* _Provided records_:
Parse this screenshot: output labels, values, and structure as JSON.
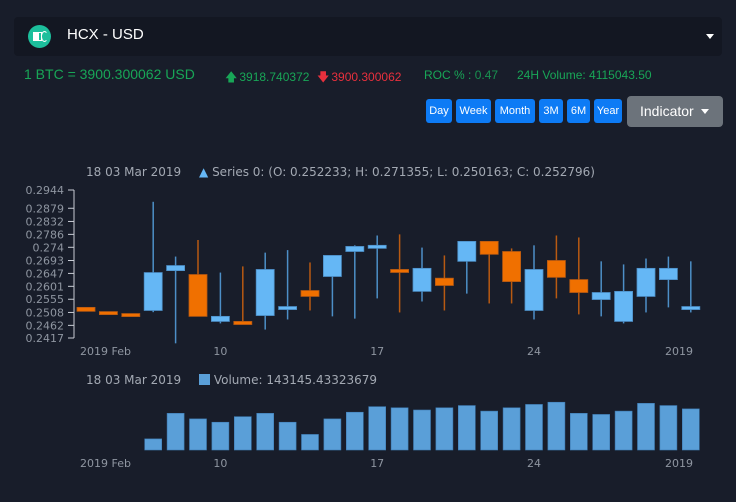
{
  "header": {
    "pair_title": "HCX - USD",
    "logo_icon": "hcx-coin-logo"
  },
  "stats": {
    "rate": "1 BTC = 3900.300062 USD",
    "high": "3918.740372",
    "low": "3900.300062",
    "roc_label": "ROC % :",
    "roc_value": "0.47",
    "volume_24h": "24H Volume: 4115043.50"
  },
  "range_buttons": [
    "Day",
    "Week",
    "Month",
    "3M",
    "6M",
    "Year"
  ],
  "indicator_button": "Indicator",
  "colors": {
    "up": "#65b7f5",
    "down": "#f07000",
    "volume": "#5a9fd8",
    "stat_green": "#18a657",
    "stat_red": "#e8303d",
    "button_blue": "#0d7bf5"
  },
  "chart_data": [
    {
      "type": "candlestick",
      "legend": {
        "date": "18 03 Mar 2019",
        "series_text": "Series 0: (O: 0.252233; H: 0.271355; L: 0.250163; C: 0.252796)"
      },
      "y_ticks": [
        "0.2944",
        "0.2879",
        "0.2832",
        "0.2786",
        "0.274",
        "0.2693",
        "0.2647",
        "0.2601",
        "0.2555",
        "0.2508",
        "0.2462",
        "0.2417"
      ],
      "ylim": [
        0.2417,
        0.2944
      ],
      "x_ticks": [
        {
          "label": "2019 Feb",
          "index": 0
        },
        {
          "label": "10",
          "index": 6
        },
        {
          "label": "17",
          "index": 13
        },
        {
          "label": "24",
          "index": 20
        },
        {
          "label": "2019",
          "index": 27
        }
      ],
      "candles": [
        {
          "o": 0.2526,
          "h": 0.2526,
          "l": 0.2512,
          "c": 0.2512
        },
        {
          "o": 0.2511,
          "h": 0.2511,
          "l": 0.2504,
          "c": 0.2504
        },
        {
          "o": 0.2504,
          "h": 0.2504,
          "l": 0.2497,
          "c": 0.2497
        },
        {
          "o": 0.2515,
          "h": 0.2902,
          "l": 0.2509,
          "c": 0.265
        },
        {
          "o": 0.2657,
          "h": 0.2707,
          "l": 0.2398,
          "c": 0.2675
        },
        {
          "o": 0.2643,
          "h": 0.2766,
          "l": 0.2494,
          "c": 0.2494
        },
        {
          "o": 0.2476,
          "h": 0.265,
          "l": 0.2469,
          "c": 0.2494
        },
        {
          "o": 0.2476,
          "h": 0.2672,
          "l": 0.2465,
          "c": 0.2465
        },
        {
          "o": 0.2497,
          "h": 0.2721,
          "l": 0.2447,
          "c": 0.2661
        },
        {
          "o": 0.2522,
          "h": 0.273,
          "l": 0.2483,
          "c": 0.2529
        },
        {
          "o": 0.2586,
          "h": 0.2686,
          "l": 0.2515,
          "c": 0.2565
        },
        {
          "o": 0.2636,
          "h": 0.2686,
          "l": 0.2494,
          "c": 0.2711
        },
        {
          "o": 0.2725,
          "h": 0.2747,
          "l": 0.2486,
          "c": 0.2743
        },
        {
          "o": 0.2743,
          "h": 0.2782,
          "l": 0.2558,
          "c": 0.2747
        },
        {
          "o": 0.2661,
          "h": 0.2786,
          "l": 0.2508,
          "c": 0.2654
        },
        {
          "o": 0.2583,
          "h": 0.2739,
          "l": 0.2547,
          "c": 0.2665
        },
        {
          "o": 0.263,
          "h": 0.2711,
          "l": 0.2515,
          "c": 0.2604
        },
        {
          "o": 0.269,
          "h": 0.2761,
          "l": 0.2575,
          "c": 0.2761
        },
        {
          "o": 0.2761,
          "h": 0.2761,
          "l": 0.254,
          "c": 0.2715
        },
        {
          "o": 0.2725,
          "h": 0.2736,
          "l": 0.254,
          "c": 0.2618
        },
        {
          "o": 0.2515,
          "h": 0.2747,
          "l": 0.2483,
          "c": 0.2661
        },
        {
          "o": 0.2693,
          "h": 0.2782,
          "l": 0.2558,
          "c": 0.2633
        },
        {
          "o": 0.2625,
          "h": 0.2775,
          "l": 0.2501,
          "c": 0.2579
        },
        {
          "o": 0.2554,
          "h": 0.269,
          "l": 0.2494,
          "c": 0.2579
        },
        {
          "o": 0.2476,
          "h": 0.2679,
          "l": 0.2469,
          "c": 0.2583
        },
        {
          "o": 0.2565,
          "h": 0.27,
          "l": 0.2508,
          "c": 0.2665
        },
        {
          "o": 0.2625,
          "h": 0.2707,
          "l": 0.2526,
          "c": 0.2665
        },
        {
          "o": 0.2526,
          "h": 0.269,
          "l": 0.2508,
          "c": 0.2529
        }
      ]
    },
    {
      "type": "bar",
      "legend": {
        "date": "18 03 Mar 2019",
        "series_text": "Volume: 143145.43323679"
      },
      "x_ticks": [
        {
          "label": "2019 Feb",
          "index": 0
        },
        {
          "label": "10",
          "index": 6
        },
        {
          "label": "17",
          "index": 13
        },
        {
          "label": "24",
          "index": 20
        },
        {
          "label": "2019",
          "index": 27
        }
      ],
      "start_index": 3,
      "values": [
        10,
        33,
        28,
        25,
        30,
        33,
        25,
        14,
        28,
        34,
        39,
        38,
        36,
        38,
        40,
        35,
        38,
        41,
        43,
        33,
        32,
        35,
        42,
        40,
        37
      ],
      "ymax": 45
    }
  ]
}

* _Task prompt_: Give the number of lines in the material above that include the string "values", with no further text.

* _Written response_: 2